Formed in 1977 by a Belgian priest in Rwanda’s southern province, Gatagara is located in a small but picturesque workshop in the district of Nyanza. Often considered the cradle of Rwanda’s heritage, Nyanza is nestled east of a large lake that provides artisans with the natural materials they need to practice traditional craft techniques. The 11 cooperative members of Gatagara may span two different generations, but they have worked together as a cohesive and committed group since 2012 to create beautiful and unique ceramic pieces.
Umutako’s pottery workshop sits atop a small plot of land in Rwanda’s Nyarugenge District outside Kigali. The 15-member cooperative sources raw materials from the surrounding hillsides and sells their products locally at a shop in Kigali with other craftspeople.
The art of pottery-making in Rwanda is deeply tied to the country’s natural resources and local materials. The artisans begin by sourcing and preparing a mixture of sand, gravel, limestone, and water in a large basin and slowly using a hoe to remove dirt and excess material. When they finish preparing the mixture, the artisans hand cast the pieces into different shapes. After molding and shaping the product, the artisans let the clay dry for 2-3 weeks depending on the season before baking them in a hot kiln.
Once they remove the products from the kiln, the artisans apply glaze and paint made from natural dyes. They grind various stones, pieces of pottery, and natural grasses to create a variety of colored powders. One ceramic piece can incorporate up to 11 different types of dyes!
After painting the pieces, the artisans bake them again in an even hotter kiln to create a glossy, polished collection of products.
From design to finished product, each piece in our ceramics collection takes about one month to complete.
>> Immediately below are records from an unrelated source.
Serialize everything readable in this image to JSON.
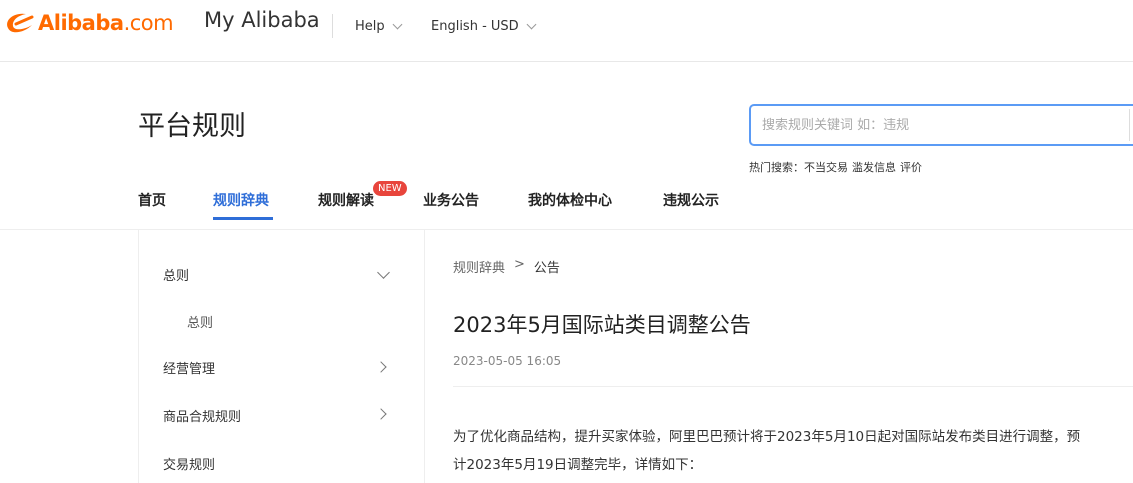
{
  "header": {
    "brand": "Alibaba",
    "brand_suffix": ".com",
    "site_name": "My Alibaba",
    "help_label": "Help",
    "lang_currency": "English - USD"
  },
  "page": {
    "title": "平台规则",
    "search_placeholder": "搜索规则关键词 如：违规",
    "hot_label": "热门搜索：",
    "hot_terms": [
      "不当交易",
      "滥发信息",
      "评价"
    ]
  },
  "nav": {
    "items": [
      "首页",
      "规则辞典",
      "规则解读",
      "业务公告",
      "我的体检中心",
      "违规公示"
    ],
    "active_index": 1,
    "new_badge": "NEW"
  },
  "sidebar": {
    "sections": [
      {
        "label": "总则",
        "expanded": true
      },
      {
        "label": "经营管理",
        "expanded": false
      },
      {
        "label": "商品合规规则",
        "expanded": false
      },
      {
        "label": "交易规则",
        "expanded": false
      }
    ],
    "sub_items": [
      "总则"
    ]
  },
  "breadcrumb": {
    "parent": "规则辞典",
    "separator": ">",
    "current": "公告"
  },
  "article": {
    "title": "2023年5月国际站类目调整公告",
    "date": "2023-05-05 16:05",
    "body_line1": "为了优化商品结构，提升买家体验，阿里巴巴预计将于2023年5月10日起对国际站发布类目进行调整，预",
    "body_line2": "计2023年5月19日调整完毕，详情如下："
  },
  "colors": {
    "brand_orange": "#ff6a00",
    "active_blue": "#2f6ed8",
    "search_border": "#5b9bf5",
    "badge_red": "#e8453c"
  }
}
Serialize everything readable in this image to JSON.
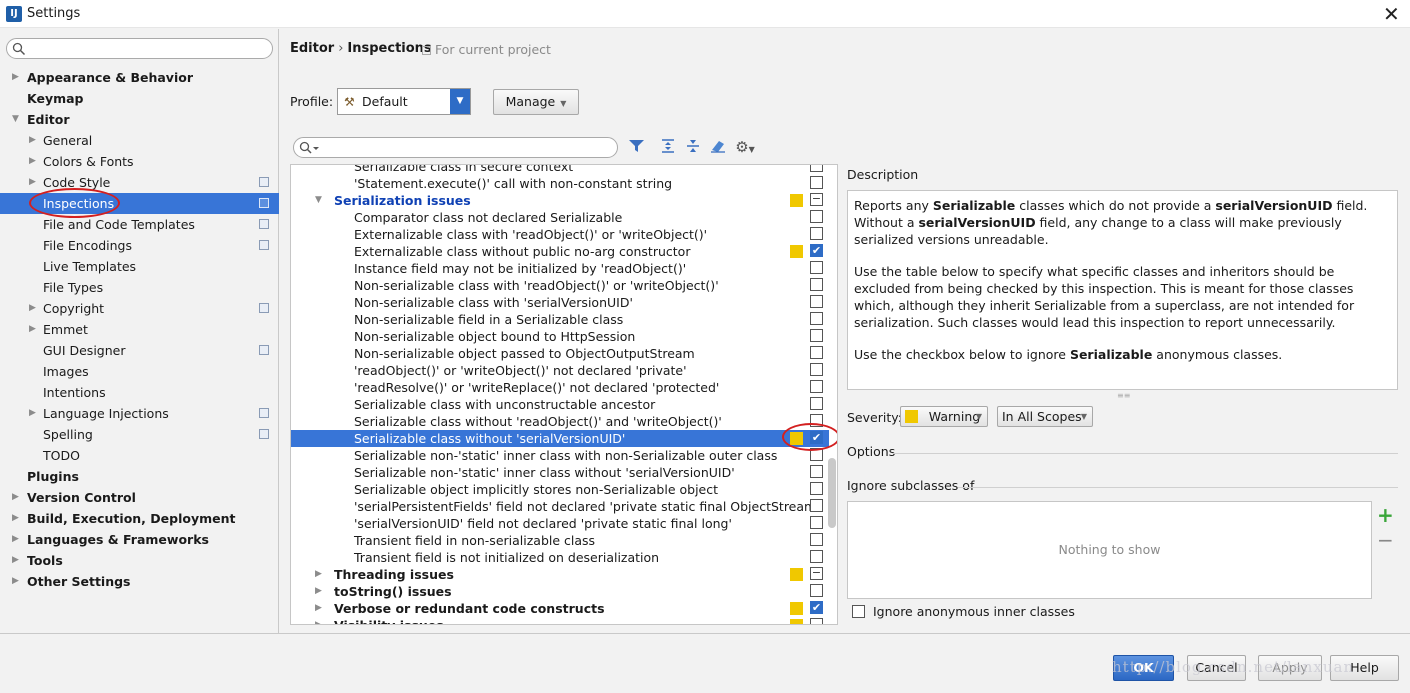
{
  "window": {
    "app_icon_text": "IJ",
    "title": "Settings",
    "close_glyph": "✕"
  },
  "sidebar": {
    "search_placeholder": "",
    "items": [
      {
        "label": "Appearance & Behavior",
        "level": 0,
        "arrow": "▶",
        "bold": true
      },
      {
        "label": "Keymap",
        "level": 0,
        "arrow": "",
        "bold": true
      },
      {
        "label": "Editor",
        "level": 0,
        "arrow": "▼",
        "bold": true
      },
      {
        "label": "General",
        "level": 1,
        "arrow": "▶"
      },
      {
        "label": "Colors & Fonts",
        "level": 1,
        "arrow": "▶"
      },
      {
        "label": "Code Style",
        "level": 1,
        "arrow": "▶",
        "proj": true
      },
      {
        "label": "Inspections",
        "level": 1,
        "arrow": "",
        "proj": true,
        "selected": true
      },
      {
        "label": "File and Code Templates",
        "level": 1,
        "arrow": "",
        "proj": true
      },
      {
        "label": "File Encodings",
        "level": 1,
        "arrow": "",
        "proj": true
      },
      {
        "label": "Live Templates",
        "level": 1,
        "arrow": ""
      },
      {
        "label": "File Types",
        "level": 1,
        "arrow": ""
      },
      {
        "label": "Copyright",
        "level": 1,
        "arrow": "▶",
        "proj": true
      },
      {
        "label": "Emmet",
        "level": 1,
        "arrow": "▶"
      },
      {
        "label": "GUI Designer",
        "level": 1,
        "arrow": "",
        "proj": true
      },
      {
        "label": "Images",
        "level": 1,
        "arrow": ""
      },
      {
        "label": "Intentions",
        "level": 1,
        "arrow": ""
      },
      {
        "label": "Language Injections",
        "level": 1,
        "arrow": "▶",
        "proj": true
      },
      {
        "label": "Spelling",
        "level": 1,
        "arrow": "",
        "proj": true
      },
      {
        "label": "TODO",
        "level": 1,
        "arrow": ""
      },
      {
        "label": "Plugins",
        "level": 0,
        "arrow": "",
        "bold": true
      },
      {
        "label": "Version Control",
        "level": 0,
        "arrow": "▶",
        "bold": true
      },
      {
        "label": "Build, Execution, Deployment",
        "level": 0,
        "arrow": "▶",
        "bold": true
      },
      {
        "label": "Languages & Frameworks",
        "level": 0,
        "arrow": "▶",
        "bold": true
      },
      {
        "label": "Tools",
        "level": 0,
        "arrow": "▶",
        "bold": true
      },
      {
        "label": "Other Settings",
        "level": 0,
        "arrow": "▶",
        "bold": true
      }
    ]
  },
  "breadcrumb": {
    "parent": "Editor",
    "separator": "›",
    "current": "Inspections",
    "note": "For current project"
  },
  "profile": {
    "label": "Profile:",
    "value": "Default",
    "manage_label": "Manage",
    "dropdown_glyph": "▼"
  },
  "inspections": [
    {
      "label": "Serializable class in secure context",
      "group": false,
      "check": "off"
    },
    {
      "label": "'Statement.execute()' call with non-constant string",
      "group": false,
      "check": "off"
    },
    {
      "label": "Serialization issues",
      "group": true,
      "expanded": true,
      "blue": true,
      "sev": true,
      "check": "mixed"
    },
    {
      "label": "Comparator class not declared Serializable",
      "group": false,
      "check": "off"
    },
    {
      "label": "Externalizable class with 'readObject()' or 'writeObject()'",
      "group": false,
      "check": "off"
    },
    {
      "label": "Externalizable class without public no-arg constructor",
      "group": false,
      "sev": true,
      "check": "on"
    },
    {
      "label": "Instance field may not be initialized by 'readObject()'",
      "group": false,
      "check": "off"
    },
    {
      "label": "Non-serializable class with 'readObject()' or 'writeObject()'",
      "group": false,
      "check": "off"
    },
    {
      "label": "Non-serializable class with 'serialVersionUID'",
      "group": false,
      "check": "off"
    },
    {
      "label": "Non-serializable field in a Serializable class",
      "group": false,
      "check": "off"
    },
    {
      "label": "Non-serializable object bound to HttpSession",
      "group": false,
      "check": "off"
    },
    {
      "label": "Non-serializable object passed to ObjectOutputStream",
      "group": false,
      "check": "off"
    },
    {
      "label": "'readObject()' or 'writeObject()' not declared 'private'",
      "group": false,
      "check": "off"
    },
    {
      "label": "'readResolve()' or 'writeReplace()' not declared 'protected'",
      "group": false,
      "check": "off"
    },
    {
      "label": "Serializable class with unconstructable ancestor",
      "group": false,
      "check": "off"
    },
    {
      "label": "Serializable class without 'readObject()' and 'writeObject()'",
      "group": false,
      "check": "off"
    },
    {
      "label": "Serializable class without 'serialVersionUID'",
      "group": false,
      "sev": true,
      "check": "on",
      "selected": true
    },
    {
      "label": "Serializable non-'static' inner class with non-Serializable outer class",
      "group": false,
      "check": "off"
    },
    {
      "label": "Serializable non-'static' inner class without 'serialVersionUID'",
      "group": false,
      "check": "off"
    },
    {
      "label": "Serializable object implicitly stores non-Serializable object",
      "group": false,
      "check": "off"
    },
    {
      "label": "'serialPersistentFields' field not declared 'private static final ObjectStreamF",
      "group": false,
      "check": "off"
    },
    {
      "label": "'serialVersionUID' field not declared 'private static final long'",
      "group": false,
      "check": "off"
    },
    {
      "label": "Transient field in non-serializable class",
      "group": false,
      "check": "off"
    },
    {
      "label": "Transient field is not initialized on deserialization",
      "group": false,
      "check": "off"
    },
    {
      "label": "Threading issues",
      "group": true,
      "expanded": false,
      "sev": true,
      "check": "mixed"
    },
    {
      "label": "toString() issues",
      "group": true,
      "expanded": false,
      "check": "off"
    },
    {
      "label": "Verbose or redundant code constructs",
      "group": true,
      "expanded": false,
      "sev": true,
      "check": "on"
    },
    {
      "label": "Visibility issues",
      "group": true,
      "expanded": false,
      "sev": true,
      "check": "off"
    }
  ],
  "description": {
    "label": "Description",
    "p1": [
      "Reports any ",
      "Serializable",
      " classes which do not provide a ",
      "serialVersionUID",
      " field. Without a ",
      "serialVersionUID",
      " field, any change to a class will make previously serialized versions unreadable."
    ],
    "p2": "Use the table below to specify what specific classes and inheritors should be excluded from being checked by this inspection. This is meant for those classes which, although they inherit Serializable from a superclass, are not intended for serialization. Such classes would lead this inspection to report unnecessarily.",
    "p3": [
      "Use the checkbox below to ignore ",
      "Serializable",
      " anonymous classes."
    ]
  },
  "severity": {
    "label": "Severity:",
    "value": "Warning",
    "scope": "In All Scopes",
    "color": "#f0c800"
  },
  "options": {
    "label": "Options",
    "ignore_subclasses_label": "Ignore subclasses of",
    "empty_text": "Nothing to show",
    "add_glyph": "+",
    "remove_glyph": "−",
    "ignore_anon_label": "Ignore anonymous inner classes"
  },
  "buttons": {
    "ok": "OK",
    "cancel": "Cancel",
    "apply": "Apply",
    "help": "Help"
  },
  "watermark": "http://blog.csdn.net/lanxuan",
  "colors": {
    "selection": "#3875d7",
    "accent": "#2e6cc6",
    "warning": "#f0c800",
    "annotation": "#d32020"
  }
}
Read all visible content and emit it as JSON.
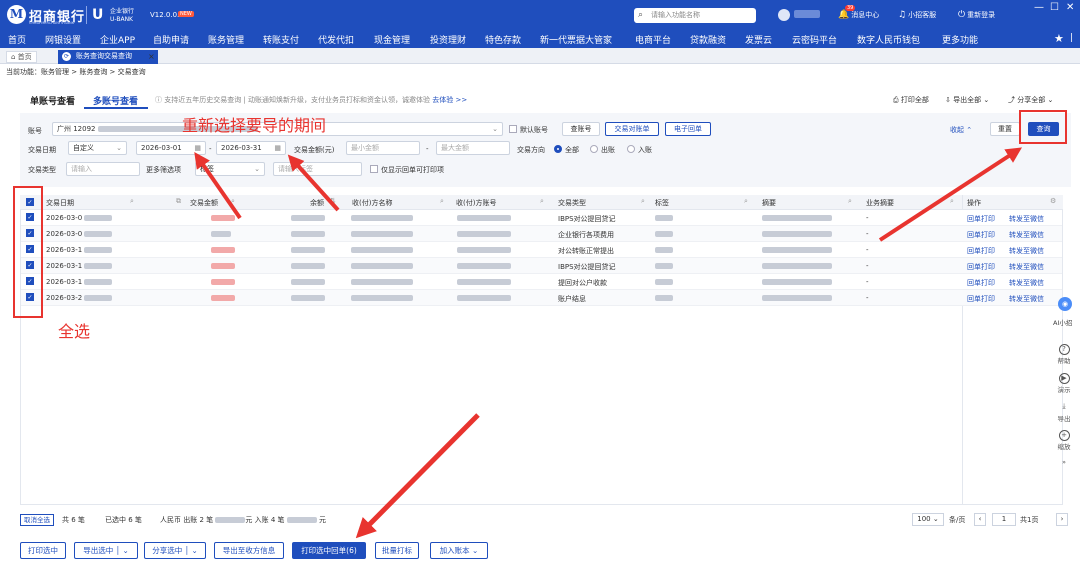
{
  "app": {
    "logo_text": "招商银行",
    "logo_sub": "CHINA MERCHANTS BANK",
    "product_line1": "企业银行",
    "product_line2": "U-BANK",
    "version": "V12.0.0.5",
    "version_badge": "NEW",
    "search_placeholder": "请输入功能名称",
    "message_count": "39",
    "message_center": "消息中心",
    "support": "小招客服",
    "relogin": "重新登录"
  },
  "nav": [
    "首页",
    "网银设置",
    "企业APP",
    "自助申请",
    "账务管理",
    "转账支付",
    "代发代扣",
    "现金管理",
    "投资理财",
    "特色存款",
    "新一代票据大管家",
    "电商平台",
    "贷款融资",
    "发票云",
    "云密码平台",
    "数字人民币钱包",
    "更多功能"
  ],
  "tabs": {
    "home": "首页",
    "active": "账务查询交易查询"
  },
  "breadcrumb": "当前功能：账务管理 > 账务查询 > 交易查询",
  "subtabs": {
    "single": "单账号查看",
    "multi": "多账号查看"
  },
  "tip": {
    "text": "支持近五年历史交易查询 | 动账通知焕新升级，支付业务员打标和资金认领，诚邀体验",
    "link": "去体验 >>"
  },
  "actions": {
    "print_all": "打印全部",
    "export_all": "导出全部",
    "share_all": "分享全部"
  },
  "filter": {
    "account_label": "账号",
    "account_value": "广州 12092",
    "default_account": "默认账号",
    "btn_check": "查账号",
    "btn_reconcile": "交易对账单",
    "btn_ereceipt": "电子回单",
    "collapse": "收起",
    "reset": "重置",
    "query": "查询",
    "date_label": "交易日期",
    "date_mode": "自定义",
    "date_start": "2026-03-01",
    "date_end": "2026-03-31",
    "amount_label": "交易金额(元)",
    "amount_min": "最小金额",
    "amount_max": "最大金额",
    "direction_label": "交易方向",
    "direction_options": [
      "全部",
      "出账",
      "入账"
    ],
    "type_label": "交易类型",
    "type_placeholder": "请输入",
    "more_label": "更多筛选项",
    "more_value": "标签",
    "more_placeholder": "请输入标签",
    "only_printable": "仅显示回单可打印项"
  },
  "table": {
    "headers": [
      "交易日期",
      "交易金额",
      "余额",
      "收(付)方名称",
      "收(付)方账号",
      "交易类型",
      "标签",
      "摘要",
      "业务摘要",
      "操作"
    ],
    "rows": [
      {
        "date": "2026-03-0",
        "type": "IBPS对公提回贷记",
        "biz": "-"
      },
      {
        "date": "2026-03-0",
        "type": "企业银行各项费用",
        "biz": "-"
      },
      {
        "date": "2026-03-1",
        "type": "对公转账正常提出",
        "biz": "-"
      },
      {
        "date": "2026-03-1",
        "type": "IBPS对公提回贷记",
        "biz": "-"
      },
      {
        "date": "2026-03-1",
        "type": "提回对公户收款",
        "biz": "-"
      },
      {
        "date": "2026-03-2",
        "type": "账户结息",
        "biz": "-"
      }
    ],
    "op_print": "回单打印",
    "op_forward": "转发至微信"
  },
  "footer": {
    "cancel_select": "取消全选",
    "total": "共 6 笔",
    "selected": "已选中 6 笔",
    "summary_a": "人民币 出账 2 笔",
    "summary_b": "元 入账 4 笔",
    "summary_c": "元",
    "page_size": "100",
    "page_unit": "条/页",
    "page_no": "1",
    "page_total": "共1页"
  },
  "bottom": {
    "print_selected": "打印选中",
    "export_selected": "导出选中",
    "share_selected": "分享选中",
    "export_payee": "导出至收方信息",
    "print_receipts": "打印选中回单(6)",
    "batch_tag": "批量打标",
    "add_ledger": "加入账本"
  },
  "side": {
    "ai": "AI小招",
    "help": "帮助",
    "demo": "演示",
    "export": "导出",
    "zoom": "缩放"
  },
  "annotations": {
    "reselect": "重新选择要导的期间",
    "select_all": "全选"
  }
}
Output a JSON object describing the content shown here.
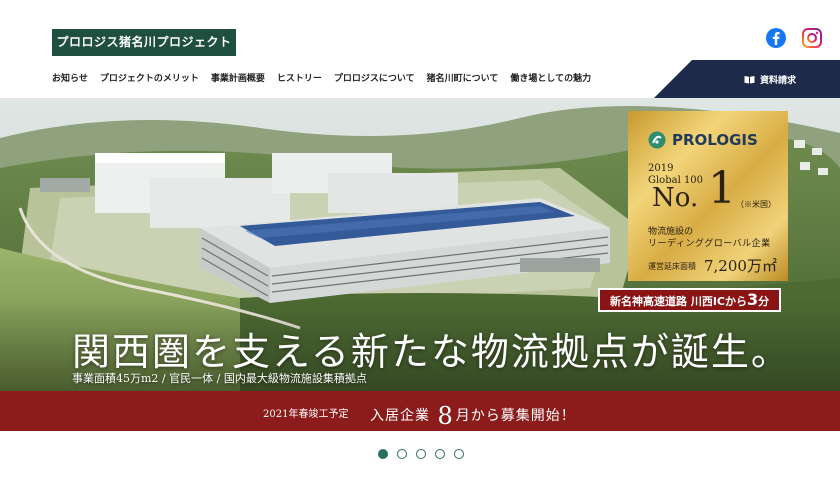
{
  "header": {
    "logo_text": "プロロジス猪名川プロジェクト",
    "social": [
      "facebook-icon",
      "instagram-icon"
    ],
    "doc_request": "資料請求"
  },
  "nav": [
    "お知らせ",
    "プロジェクトのメリット",
    "事業計画概要",
    "ヒストリー",
    "プロロジスについて",
    "猪名川町について",
    "働き場としての魅力"
  ],
  "hero": {
    "headline": "関西圏を支える新たな物流拠点が誕生。",
    "subline": "事業面積45万m2 / 官民一体 / 国内最大級物流施設集積拠点",
    "badge": {
      "brand": "PROLOGIS",
      "year": "2019",
      "global": "Global 100",
      "no": "No.",
      "rank": "1",
      "country": "（※米国）",
      "desc1": "物流施設の",
      "desc2": "リーディンググローバル企業",
      "area_label": "運営延床面積",
      "area_value": "7,200万㎡"
    },
    "access": {
      "prefix": "新名神高速道路 川西ICから",
      "minutes": "3",
      "unit": "分"
    }
  },
  "band": {
    "small": "2021年春竣工予定",
    "main_prefix": "入居企業",
    "month": "8",
    "main_suffix": "月から募集開始！"
  },
  "pager": {
    "count": 5,
    "active": 0
  },
  "colors": {
    "brand_green": "#1f4f3f",
    "navy": "#1d2a4a",
    "band_red": "#8c1b1b",
    "gold": "#d8ac44"
  }
}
It is our belief that the distinctive, time-honored quality of each piece of pottery makes this collection a unique and timeless handcrafted addition to your home.